Supplied material -
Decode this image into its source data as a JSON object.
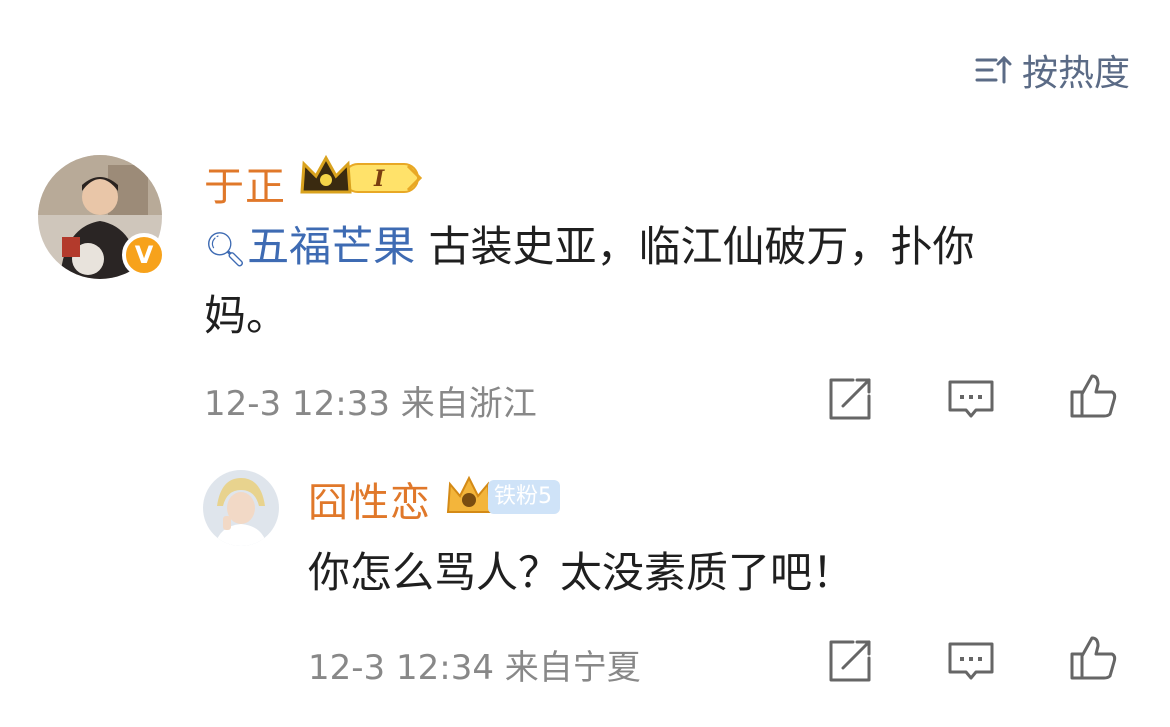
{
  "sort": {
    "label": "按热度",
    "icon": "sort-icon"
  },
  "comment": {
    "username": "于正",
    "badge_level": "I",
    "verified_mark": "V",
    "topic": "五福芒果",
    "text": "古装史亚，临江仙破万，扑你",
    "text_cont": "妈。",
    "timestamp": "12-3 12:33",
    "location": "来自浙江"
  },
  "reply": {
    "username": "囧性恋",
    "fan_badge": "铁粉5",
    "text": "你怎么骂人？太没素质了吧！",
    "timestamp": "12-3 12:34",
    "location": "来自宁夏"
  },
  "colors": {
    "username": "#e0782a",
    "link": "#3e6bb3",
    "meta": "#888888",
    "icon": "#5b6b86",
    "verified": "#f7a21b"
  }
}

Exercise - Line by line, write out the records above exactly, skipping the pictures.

Exercise output -
Decode this image into its source data as a JSON object.
{
  "sort": {
    "label": "按热度",
    "icon": "sort-icon"
  },
  "comment": {
    "username": "于正",
    "badge_level": "I",
    "verified_mark": "V",
    "topic": "五福芒果",
    "text": "古装史亚，临江仙破万，扑你",
    "text_cont": "妈。",
    "timestamp": "12-3 12:33",
    "location": "来自浙江"
  },
  "reply": {
    "username": "囧性恋",
    "fan_badge": "铁粉5",
    "text": "你怎么骂人？太没素质了吧！",
    "timestamp": "12-3 12:34",
    "location": "来自宁夏"
  },
  "colors": {
    "username": "#e0782a",
    "link": "#3e6bb3",
    "meta": "#888888",
    "icon": "#5b6b86",
    "verified": "#f7a21b"
  }
}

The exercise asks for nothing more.